What number of lines in the entries hold the string "verified"? Answer with it alone.

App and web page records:
____
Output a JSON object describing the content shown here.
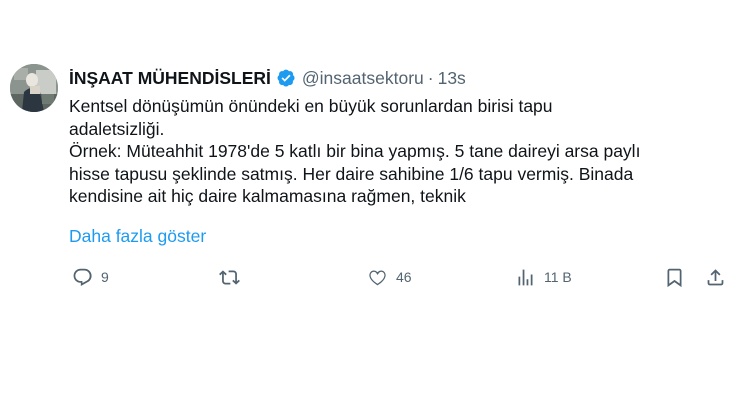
{
  "tweet": {
    "author_name": "İNŞAAT MÜHENDİSLERİ",
    "handle": "@insaatsektoru",
    "separator": "·",
    "time": "13s",
    "text_lines": [
      "Kentsel dönüşümün önündeki en büyük sorunlardan birisi tapu",
      "adaletsizliği.",
      "Örnek: Müteahhit 1978'de 5 katlı bir bina yapmış. 5 tane daireyi arsa paylı",
      "hisse tapusu şeklinde satmış. Her daire sahibine 1/6 tapu vermiş. Binada",
      "kendisine ait hiç daire kalmamasına rağmen, teknik"
    ],
    "show_more": "Daha fazla göster"
  },
  "actions": {
    "reply_count": "9",
    "retweet_count": "",
    "like_count": "46",
    "views_count": "11 B"
  },
  "icons": [
    "verified-badge-icon",
    "reply-icon",
    "retweet-icon",
    "like-icon",
    "views-icon",
    "bookmark-icon",
    "share-icon"
  ],
  "colors": {
    "text": "#0f1419",
    "secondary": "#536471",
    "link": "#1d9bf0",
    "verified": "#1d9bf0"
  }
}
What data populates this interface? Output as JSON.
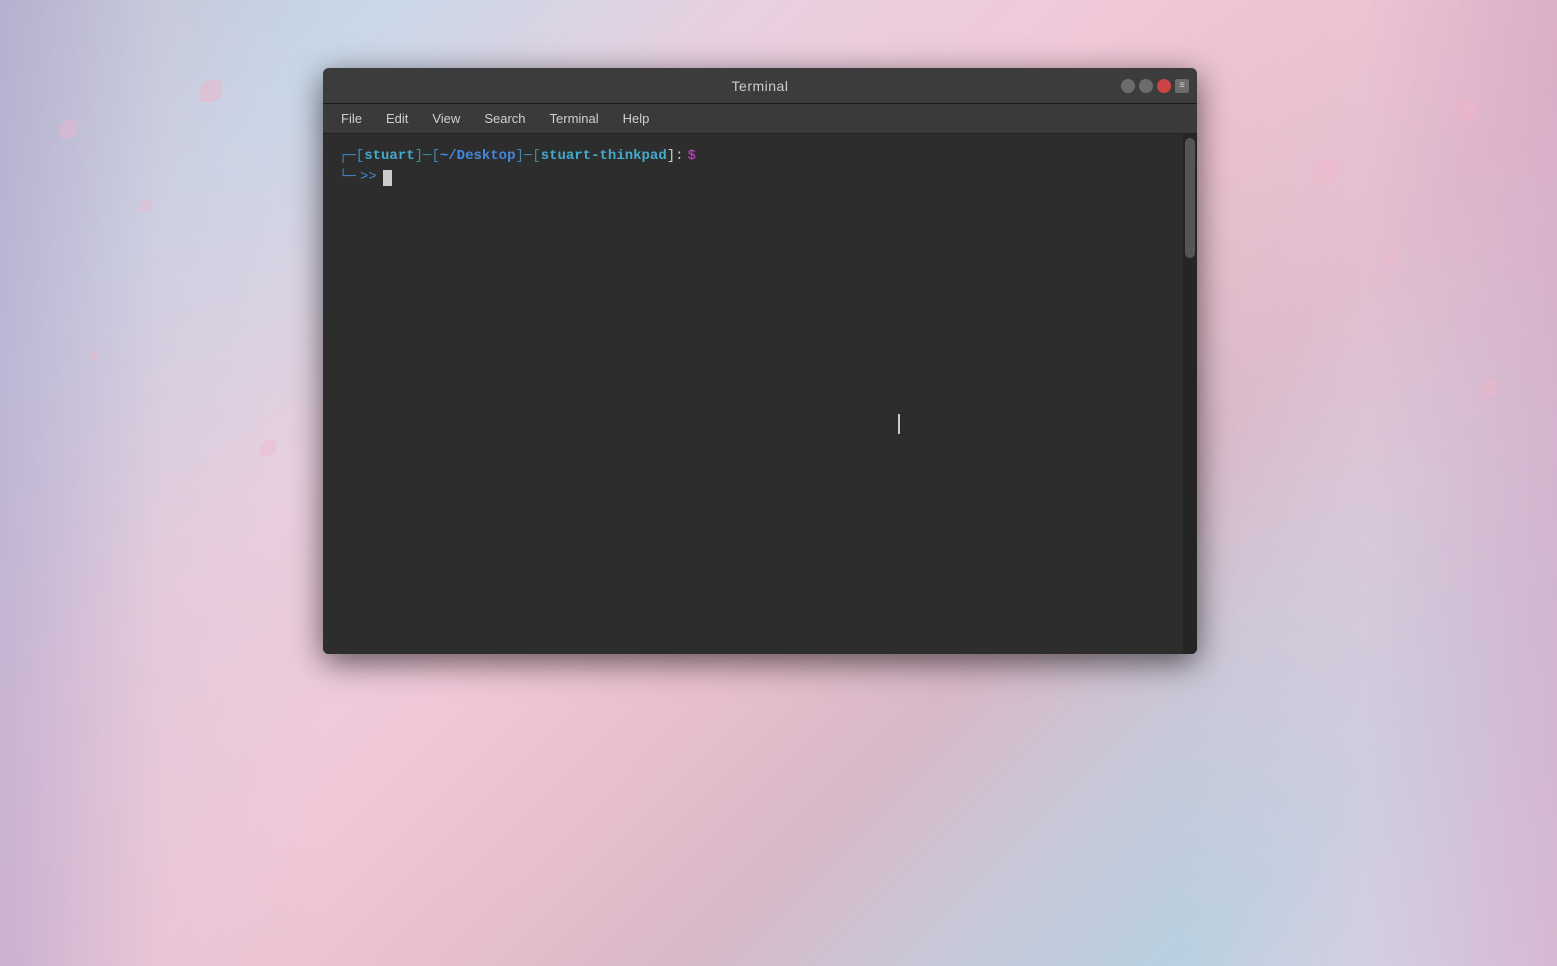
{
  "background": {
    "description": "Anime-style background with cherry blossoms"
  },
  "window": {
    "title": "Terminal",
    "controls": {
      "minimize_label": "−",
      "maximize_label": "□",
      "close_label": "×",
      "menu_label": "≡"
    }
  },
  "menu": {
    "items": [
      {
        "id": "file",
        "label": "File"
      },
      {
        "id": "edit",
        "label": "Edit"
      },
      {
        "id": "view",
        "label": "View"
      },
      {
        "id": "search",
        "label": "Search"
      },
      {
        "id": "terminal",
        "label": "Terminal"
      },
      {
        "id": "help",
        "label": "Help"
      }
    ]
  },
  "terminal": {
    "prompt": {
      "user": "stuart",
      "path": "~/Desktop",
      "host": "stuart-thinkpad",
      "dollar": "$"
    },
    "line1_parts": {
      "open_bracket": "┌─[",
      "user": "stuart",
      "sep1": "]─[",
      "path": "~/Desktop",
      "sep2": "]─[",
      "host": "stuart-thinkpad",
      "close": "]:",
      "dollar": " $"
    },
    "line2_parts": {
      "indent": "└─",
      "arrow": ">>",
      "cursor": ""
    }
  }
}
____
> **Answer space**: 2